    The remaining women have told Vasefi that Nauru has become less safe for women as their numbers have diminished, and that they are frightened by stray dogs near their homes.

    A spokesperson for Australia's Department of Home Affairs told BuzzFeed News in an emailed statement: “The management of refugees and failed asylum seekers under regional processing arrangements in Nauru is a matter for the government of Nauru.”

    Vaishnavi is desperately trying to secure a visa for another destination. Her application to go to the US has been rejected. While her partner’s is still under consideration, they have not been allowed to apply jointly. She is facing the same difficulty with a potential application for private sponsorship to Canada.

    “It is very hard, but what can I do? It’s hard when other people are going. I also have some medical health issues, but they have not sent me anywhere [for treatment],” she says. “We don’t know when our refugee life will actually come to an end; I’m just waiting for a solution to this.”

    Asked what she’ll do if she is unable to settle in the US, Australia or Canada, she has no answer.

    Faint possibilities are New Zealand, whose offer to resettle refugees from offshore detention has been repeatedly rebuffed by the Australian government, and Europe. A recent statement from PNG’s Immigration and Citizenship Authority suggested asylum seekers Australia sent to Manus were being privately resettled in Europe.

    “I don’t even know what we can do or what we should do,” she says. “This is my life. I hope my life changes, we’ll see.”

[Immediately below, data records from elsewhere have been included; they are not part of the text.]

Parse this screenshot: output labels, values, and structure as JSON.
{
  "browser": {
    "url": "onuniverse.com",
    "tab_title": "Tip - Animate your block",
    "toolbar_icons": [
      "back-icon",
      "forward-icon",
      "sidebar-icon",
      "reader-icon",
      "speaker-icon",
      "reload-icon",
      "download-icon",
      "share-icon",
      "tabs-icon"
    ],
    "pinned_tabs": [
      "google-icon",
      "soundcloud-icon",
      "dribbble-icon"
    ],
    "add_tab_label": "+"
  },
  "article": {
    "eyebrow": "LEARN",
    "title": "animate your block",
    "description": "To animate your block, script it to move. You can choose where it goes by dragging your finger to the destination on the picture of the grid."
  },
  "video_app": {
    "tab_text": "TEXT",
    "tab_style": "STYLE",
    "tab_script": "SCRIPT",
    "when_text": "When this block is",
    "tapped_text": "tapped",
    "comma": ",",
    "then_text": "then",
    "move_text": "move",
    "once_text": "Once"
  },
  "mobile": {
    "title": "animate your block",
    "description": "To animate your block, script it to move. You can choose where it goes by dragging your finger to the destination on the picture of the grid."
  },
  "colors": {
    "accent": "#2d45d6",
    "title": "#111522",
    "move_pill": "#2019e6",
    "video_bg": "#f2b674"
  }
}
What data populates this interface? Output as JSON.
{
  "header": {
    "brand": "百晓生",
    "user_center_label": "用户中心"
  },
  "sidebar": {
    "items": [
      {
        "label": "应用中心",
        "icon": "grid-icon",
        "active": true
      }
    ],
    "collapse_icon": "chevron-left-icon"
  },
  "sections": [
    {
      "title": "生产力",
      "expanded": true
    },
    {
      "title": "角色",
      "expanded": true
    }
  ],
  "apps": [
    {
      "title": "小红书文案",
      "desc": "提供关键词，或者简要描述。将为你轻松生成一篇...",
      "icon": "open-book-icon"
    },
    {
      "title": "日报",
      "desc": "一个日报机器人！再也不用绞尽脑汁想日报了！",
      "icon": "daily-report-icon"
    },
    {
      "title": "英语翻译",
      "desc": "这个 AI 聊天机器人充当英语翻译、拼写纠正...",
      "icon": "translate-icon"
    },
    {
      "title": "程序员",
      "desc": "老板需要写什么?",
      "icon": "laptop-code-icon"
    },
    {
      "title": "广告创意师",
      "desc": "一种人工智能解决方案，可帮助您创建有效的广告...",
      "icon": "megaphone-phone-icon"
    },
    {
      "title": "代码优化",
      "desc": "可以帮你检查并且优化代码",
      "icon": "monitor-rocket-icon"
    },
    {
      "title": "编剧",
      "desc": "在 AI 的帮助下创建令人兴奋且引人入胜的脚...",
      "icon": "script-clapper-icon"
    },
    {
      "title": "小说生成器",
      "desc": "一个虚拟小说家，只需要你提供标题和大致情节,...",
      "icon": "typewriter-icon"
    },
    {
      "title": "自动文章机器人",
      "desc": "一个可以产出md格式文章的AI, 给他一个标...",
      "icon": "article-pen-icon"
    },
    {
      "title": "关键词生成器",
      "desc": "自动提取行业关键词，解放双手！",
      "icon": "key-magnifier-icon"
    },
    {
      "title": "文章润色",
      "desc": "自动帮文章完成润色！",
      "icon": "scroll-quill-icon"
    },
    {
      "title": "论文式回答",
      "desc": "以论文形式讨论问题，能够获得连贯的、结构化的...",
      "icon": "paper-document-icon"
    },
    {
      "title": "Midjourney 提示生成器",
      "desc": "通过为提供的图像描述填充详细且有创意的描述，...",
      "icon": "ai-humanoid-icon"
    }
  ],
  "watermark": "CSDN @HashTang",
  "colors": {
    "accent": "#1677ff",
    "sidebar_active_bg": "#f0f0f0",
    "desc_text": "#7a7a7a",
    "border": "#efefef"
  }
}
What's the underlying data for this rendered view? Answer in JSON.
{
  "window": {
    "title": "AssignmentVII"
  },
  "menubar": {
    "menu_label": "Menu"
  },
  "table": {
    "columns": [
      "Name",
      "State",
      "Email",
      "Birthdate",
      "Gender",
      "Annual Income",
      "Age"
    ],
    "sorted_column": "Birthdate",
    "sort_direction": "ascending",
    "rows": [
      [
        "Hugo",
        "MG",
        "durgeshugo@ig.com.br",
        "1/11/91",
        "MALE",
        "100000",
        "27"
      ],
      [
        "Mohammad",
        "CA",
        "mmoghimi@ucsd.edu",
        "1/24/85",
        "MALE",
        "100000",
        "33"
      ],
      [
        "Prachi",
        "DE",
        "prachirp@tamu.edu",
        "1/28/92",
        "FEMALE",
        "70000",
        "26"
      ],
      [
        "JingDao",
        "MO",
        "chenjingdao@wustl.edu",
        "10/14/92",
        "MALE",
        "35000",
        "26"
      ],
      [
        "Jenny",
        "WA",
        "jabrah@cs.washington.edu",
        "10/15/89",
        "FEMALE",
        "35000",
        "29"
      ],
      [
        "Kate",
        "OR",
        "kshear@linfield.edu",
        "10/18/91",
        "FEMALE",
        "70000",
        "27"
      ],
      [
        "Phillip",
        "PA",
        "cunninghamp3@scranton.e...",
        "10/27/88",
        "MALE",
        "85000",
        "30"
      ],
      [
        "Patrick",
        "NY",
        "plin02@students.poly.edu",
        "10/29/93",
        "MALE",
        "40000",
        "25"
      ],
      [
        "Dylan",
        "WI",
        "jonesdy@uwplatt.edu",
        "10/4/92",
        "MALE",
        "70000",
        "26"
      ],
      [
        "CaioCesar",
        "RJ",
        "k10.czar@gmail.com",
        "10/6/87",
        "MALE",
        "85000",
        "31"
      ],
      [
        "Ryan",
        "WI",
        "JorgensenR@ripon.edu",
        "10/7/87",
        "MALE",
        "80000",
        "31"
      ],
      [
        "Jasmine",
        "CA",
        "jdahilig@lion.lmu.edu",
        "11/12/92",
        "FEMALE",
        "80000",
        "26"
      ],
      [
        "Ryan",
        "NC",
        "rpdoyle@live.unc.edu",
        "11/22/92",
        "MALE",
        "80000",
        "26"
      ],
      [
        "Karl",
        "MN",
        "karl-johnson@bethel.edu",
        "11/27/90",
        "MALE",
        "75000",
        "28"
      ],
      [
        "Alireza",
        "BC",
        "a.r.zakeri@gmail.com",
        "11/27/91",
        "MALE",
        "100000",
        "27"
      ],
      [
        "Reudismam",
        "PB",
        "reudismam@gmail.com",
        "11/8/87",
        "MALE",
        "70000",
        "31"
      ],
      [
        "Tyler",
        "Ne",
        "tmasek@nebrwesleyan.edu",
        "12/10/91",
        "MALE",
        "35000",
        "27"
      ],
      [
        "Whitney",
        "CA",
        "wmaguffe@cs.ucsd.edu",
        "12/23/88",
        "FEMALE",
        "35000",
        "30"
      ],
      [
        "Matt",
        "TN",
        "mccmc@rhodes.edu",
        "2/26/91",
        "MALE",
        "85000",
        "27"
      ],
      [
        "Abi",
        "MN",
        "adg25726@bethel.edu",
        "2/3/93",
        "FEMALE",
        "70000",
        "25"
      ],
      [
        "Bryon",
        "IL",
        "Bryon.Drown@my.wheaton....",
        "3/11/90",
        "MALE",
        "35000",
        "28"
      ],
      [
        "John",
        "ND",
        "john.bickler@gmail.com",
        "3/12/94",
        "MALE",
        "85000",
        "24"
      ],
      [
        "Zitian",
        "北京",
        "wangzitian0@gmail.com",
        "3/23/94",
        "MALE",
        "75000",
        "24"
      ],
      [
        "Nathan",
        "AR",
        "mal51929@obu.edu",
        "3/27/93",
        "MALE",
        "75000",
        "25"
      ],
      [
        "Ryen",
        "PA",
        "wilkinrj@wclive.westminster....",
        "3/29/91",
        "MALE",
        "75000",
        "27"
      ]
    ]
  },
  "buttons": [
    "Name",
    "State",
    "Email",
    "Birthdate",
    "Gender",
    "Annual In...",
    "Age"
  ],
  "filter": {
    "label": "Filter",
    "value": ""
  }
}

    If you need to talk to someone, you can call Lifeline Australia on 13 11 14 or Beyond Blue Australia on 1300 224 636.